*EXERCISE BRIEF*
Records appear below. Give all of them again, exactly.

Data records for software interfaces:
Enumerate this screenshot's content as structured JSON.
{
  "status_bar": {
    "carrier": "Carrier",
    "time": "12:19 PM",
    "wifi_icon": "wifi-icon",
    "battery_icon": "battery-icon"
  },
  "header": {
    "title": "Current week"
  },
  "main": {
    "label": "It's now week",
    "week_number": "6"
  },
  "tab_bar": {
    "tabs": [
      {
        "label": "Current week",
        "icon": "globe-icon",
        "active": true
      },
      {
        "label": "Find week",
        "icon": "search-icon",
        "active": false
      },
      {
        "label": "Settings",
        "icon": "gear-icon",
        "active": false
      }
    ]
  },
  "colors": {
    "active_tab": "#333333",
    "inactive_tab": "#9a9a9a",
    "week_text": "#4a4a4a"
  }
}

*SOLVED PROBLEM*
Enumerate this screenshot's content as structured JSON.
{
  "status_bar": {
    "carrier": "Carrier",
    "time": "12:19 PM",
    "wifi_icon": "wifi-icon",
    "battery_icon": "battery-icon"
  },
  "header": {
    "title": "Current week"
  },
  "main": {
    "label": "It's now week",
    "week_number": "6"
  },
  "tab_bar": {
    "tabs": [
      {
        "label": "Current week",
        "icon": "globe-icon",
        "active": true
      },
      {
        "label": "Find week",
        "icon": "search-icon",
        "active": false
      },
      {
        "label": "Settings",
        "icon": "gear-icon",
        "active": false
      }
    ]
  },
  "colors": {
    "active_tab": "#333333",
    "inactive_tab": "#9a9a9a",
    "week_text": "#4a4a4a"
  }
}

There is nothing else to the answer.